Do You Really Need Rodi Water for Saltwater Tank?
Rodi water is an important component of setting up a successful saltwater aquarium, but it’s not the only one. Having good quality Ro/Di (reverse osmosis deionized) water helps ensure that your tank has the right balance of essential trace elements and minerals necessary for healthy fish and invertebrates to thrive. RODI water also removes potentially harmful dissolved solids from tap water, including chlorine, chloramines, nitrates and phosphates which can cause serious problems if present in high levels in an aquarium environment.
In addition to providing purer water with fewer dissolved substances than regular tap or spring-fed bottled waters, using ro/di filtered drinking grade water for marine tanks ensures that tanks are free from pollutants like heavy metals such as lead and mercury that can be found in untreated source waters. Therefore, while you don’t necessarily need RODI Water for a saltwater tank setup, having access to it is highly recommended so that you can have complete control over the quality of your aquarium’s environment.
How Long Does It Take for Tap Water to Be Safe for Fish Tank?
It can take anywhere from a few hours to several days for tap water to be safe enough for fish tanks. After you fill the tank with tap water, it’s important to test the pH and ammonia levels before adding any fish or other aquatic organisms. In addition, chlorine and chloramines (chlorine combined with ammonia) in treated municipal water must also be removed; if they are not removed, they can cause severe health issues among your aquarium inhabitants.
To remove them, use a dechlorinator like sodium thiosulfate or activated carbon filtration since both will break down these compounds quickly. It is recommended that you wait 24-48 hours after adding a dechlorinator before testing your tank’s parameters again and introducing any new occupants into the environment. Additionally, some aquarists recommend allowing the tank to cycle over a period of weeks prior to stocking it fully so that beneficial bacteria have time to colonize in order to establish an ideal balance between nitrifying bacteria and organic waste produced by aquarium inhabitants—this process will ensure optimal water quality for your aquarium’s residents.
Can You Use Tap Water To Start A Reef Tank? | Daily Q&A
In conclusion, tap water is not safe for saltwater aquariums without proper treatment. In order to make it suitable for your tank, you must use a dechlorinator or reverse osmosis filter in order to remove any toxins and impurities from the water. This will ensure that your fish are healthy and can thrive in their new environment.
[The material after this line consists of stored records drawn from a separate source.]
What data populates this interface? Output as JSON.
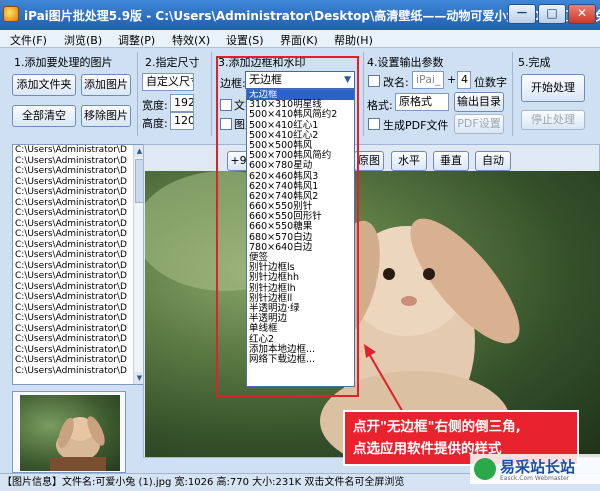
{
  "window": {
    "title": "iPai图片批处理5.9版 - C:\\Users\\Administrator\\Desktop\\高清壁纸——动物可爱小兔[40P]\\可爱小兔 (1",
    "minimize": "－",
    "maximize": "□",
    "close": "✕"
  },
  "menu": [
    "文件(F)",
    "浏览(B)",
    "调整(P)",
    "特效(X)",
    "设置(S)",
    "界面(K)",
    "帮助(H)"
  ],
  "sections": {
    "s1": "1.添加要处理的图片",
    "s2": "2.指定尺寸",
    "s3": "3.添加边框和水印",
    "s4": "4.设置输出参数",
    "s5": "5.完成"
  },
  "buttons": {
    "add_folder": "添加文件夹",
    "add_image": "添加图片",
    "clear_all": "全部清空",
    "remove_image": "移除图片",
    "output_dir": "输出目录",
    "pdf_settings": "PDF设置",
    "start": "开始处理",
    "stop": "停止处理",
    "original": "原图",
    "horizontal": "水平",
    "vertical": "垂直",
    "auto": "自动",
    "rotate_partial": "+90"
  },
  "size": {
    "preset": "自定义尺寸",
    "width_label": "宽度:",
    "width_value": "1920",
    "height_label": "高度:",
    "height_value": "1200"
  },
  "border": {
    "label": "边框:",
    "selected": "无边框",
    "text_partial": "文字",
    "image_partial": "图片",
    "options": [
      "无边框",
      "310×310明星线",
      "500×410韩风简约2",
      "500×410红心1",
      "500×410红心2",
      "500×500韩风",
      "500×700韩风简约",
      "600×780星动",
      "620×460韩风3",
      "620×740韩风1",
      "620×740韩风2",
      "660×550别针",
      "660×550回形针",
      "660×550糖果",
      "680×570白边",
      "780×640白边",
      "便签",
      "别针边框ls",
      "别针边框hh",
      "别针边框lh",
      "别针边框ll",
      "半透明边·绿",
      "半透明边",
      "单线框",
      "红心2",
      "添加本地边框...",
      "网络下载边框..."
    ]
  },
  "output": {
    "rename_label": "改名:",
    "rename_value": "iPai_",
    "plus": "+",
    "digits_value": "4",
    "digits_label": "位数字",
    "format_label": "格式:",
    "format_value": "原格式",
    "pdf_label": "生成PDF文件"
  },
  "file_list": {
    "path": "C:\\Users\\Administrator\\D",
    "count": 22
  },
  "callout": {
    "line1": "点开\"无边框\"右侧的倒三角,",
    "line2": "点选应用软件提供的样式"
  },
  "status": "【图片信息】文件名:可爱小兔 (1).jpg  宽:1026  高:770  大小:231K  双击文件名可全屏浏览",
  "watermark": {
    "name": "易采站长站",
    "sub": "Easck.Com Webmaster"
  },
  "colors": {
    "titlebar": "#2f74c8",
    "highlight": "#e0202a",
    "callout": "#e8232e",
    "selection": "#2a62c8"
  }
}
With the right equipment and knowledge, making tap water safe for your aquarium doesn’t have to be difficult!